Rolihlahla Mandela certainly lived up to the name his parents gave him – Rolihlahla meaning troublemaker in Xhosa. He caused trouble for his university; he caused trouble for his political opponents; he caused trouble for criminal justice systems around the world. Most of all, he caused trouble for the racist architects of apartheid South Africa.

I am third generation African. My parents left South Africa in the 1970s, moving to war-torn Zimbabwe (then Rhodesia), when most white people were travelling in the opposite direction. Whilst I doubt I fully understood the impact apartheid had on people, of all ethnicities, I thought it very strange that none of my cousins in South Africa had the same multi-racial experience that I had in Zimbabwe.

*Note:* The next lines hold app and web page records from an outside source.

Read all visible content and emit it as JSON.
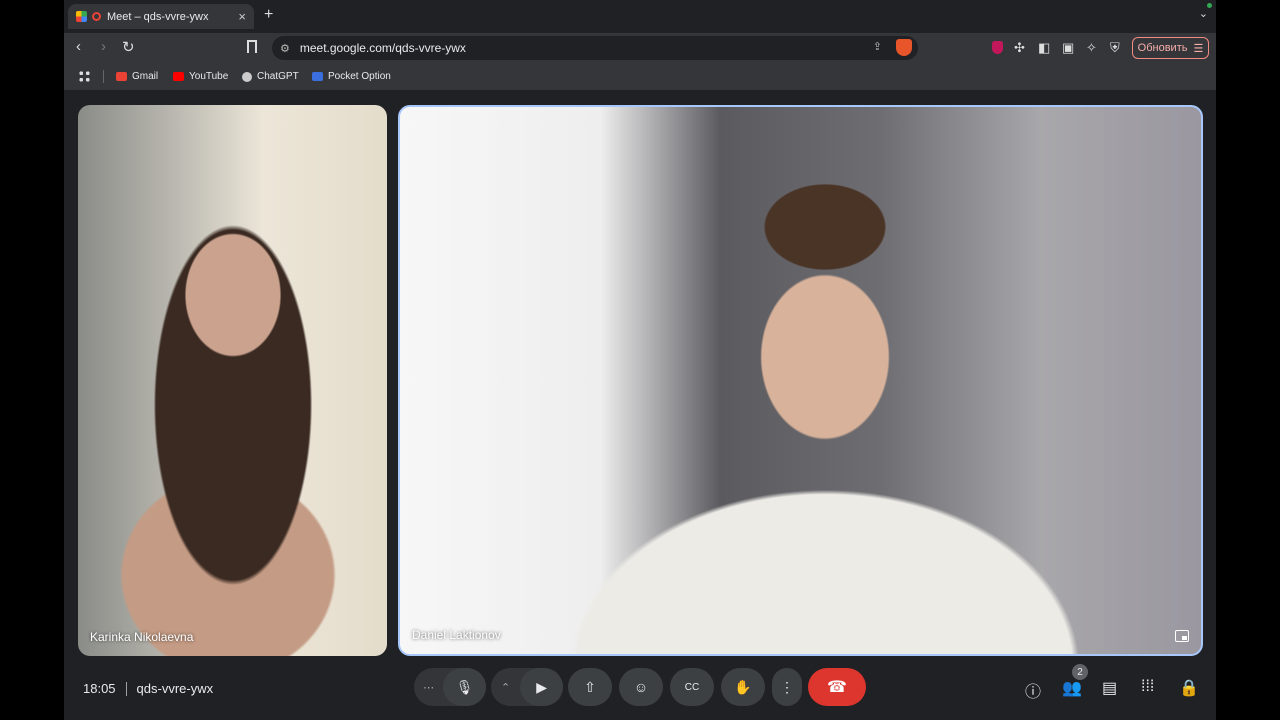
{
  "browser": {
    "tab": {
      "title": "Meet – qds-vvre-ywx",
      "close": "×"
    },
    "new_tab": "+",
    "tab_menu": "⌄",
    "toolbar": {
      "back": "‹",
      "forward": "›",
      "reload": "↻",
      "url": "meet.google.com/qds-vvre-ywx",
      "update_label": "Обновить"
    },
    "bookmarks": [
      {
        "label": "Gmail",
        "color": "#ea4335"
      },
      {
        "label": "YouTube",
        "color": "#ff0000"
      },
      {
        "label": "ChatGPT",
        "color": "#cccccc"
      },
      {
        "label": "Pocket Option",
        "color": "#3b6fe0"
      }
    ]
  },
  "meet": {
    "participants": [
      {
        "name": "Karinka Nikolaevna"
      },
      {
        "name": "Daniel Laktionov"
      }
    ],
    "time": "18:05",
    "meeting_code": "qds-vvre-ywx",
    "people_count": "2",
    "accent_color": "#a8c7fa",
    "end_call_color": "#dc362e"
  }
}
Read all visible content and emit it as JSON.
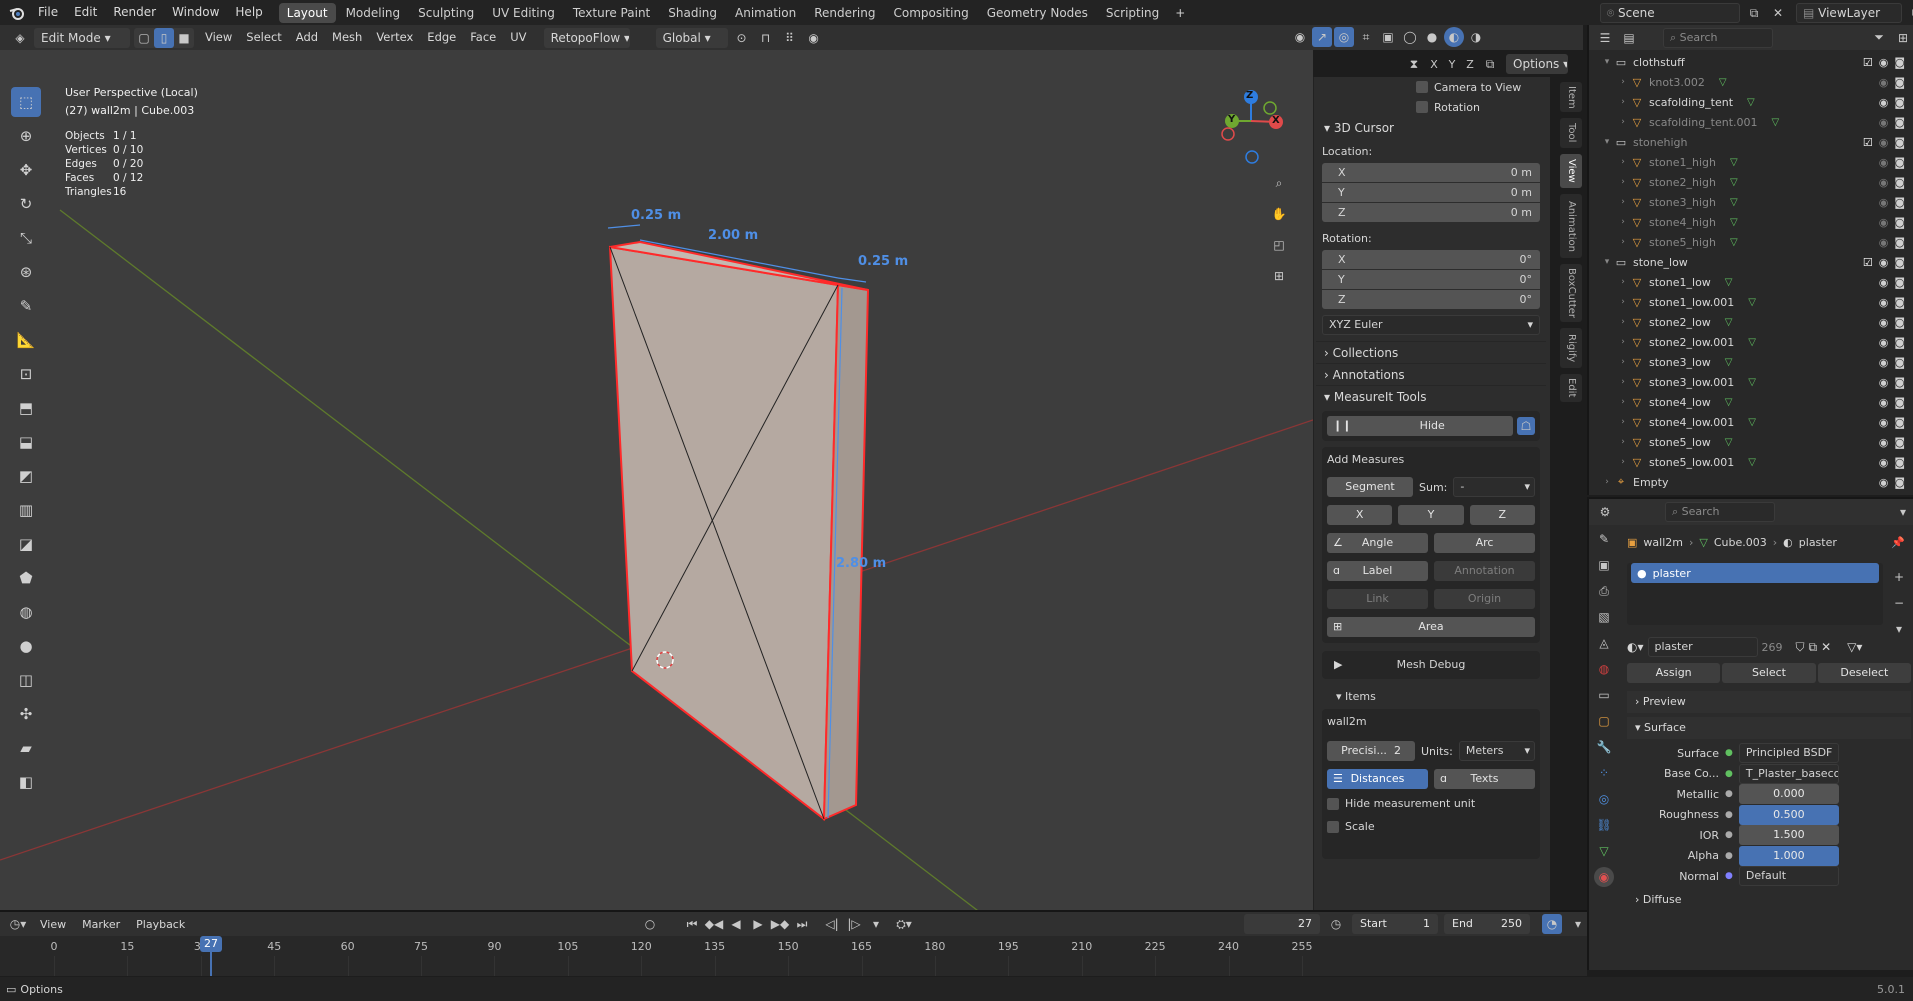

I remember, very clearly, the day Chris Hani, second only in popularity to Mandela in the liberation struggle, was assassinated. We were visiting family in what is now Kwazulu-Natal, and most people, black and white, predicted bloody violence. There were riots, but nothing like the expected unrest. This was, in part, attributed to the appeal made by Mandela: “Now is the time for all South Africans to stand together against those who ... wish to destroy what Chris Hani gave his life for – the freedom of all of us”.

Nelson Mandela – Madiba – personified the struggle against apartheid in South Africa. He was central to the peaceful transition to majority rule in the early 1990s; it is almost certain that he prevented a civil war. He did not do this on his own, but his role was immense: without him tens of thousands, perhaps hundreds of thousands, of South Africans could have been killed.

I now call Edinburgh home. As Scotland’s capital city, I believe Edinburgh must etch the life of this man into its urban fabric, as every generation does. Not because he alone stood for the end to apartheid, and certainly not because the struggle against racism and inequality is over. Indeed, it is because there is still so much to do, in South Africa, in Scotland, to deliver Mandela’s promise of equality and freedom from oppression to people, that we should create a permanent and high profile 

Renaming Festival Square Mandela Square would signify the prioritisation by the city of the struggle for justice over corporate power. It was always meant to be Mandela Square, and a civic square where people can congregate, contemplate Ann Davidson’s Woman and Child statue, and remember that the struggle continues, which seems to be the best, living tribute to a great man.

Maggie Chapman is Green councillor for Leith Walk and co-convener of the Scottish Green Party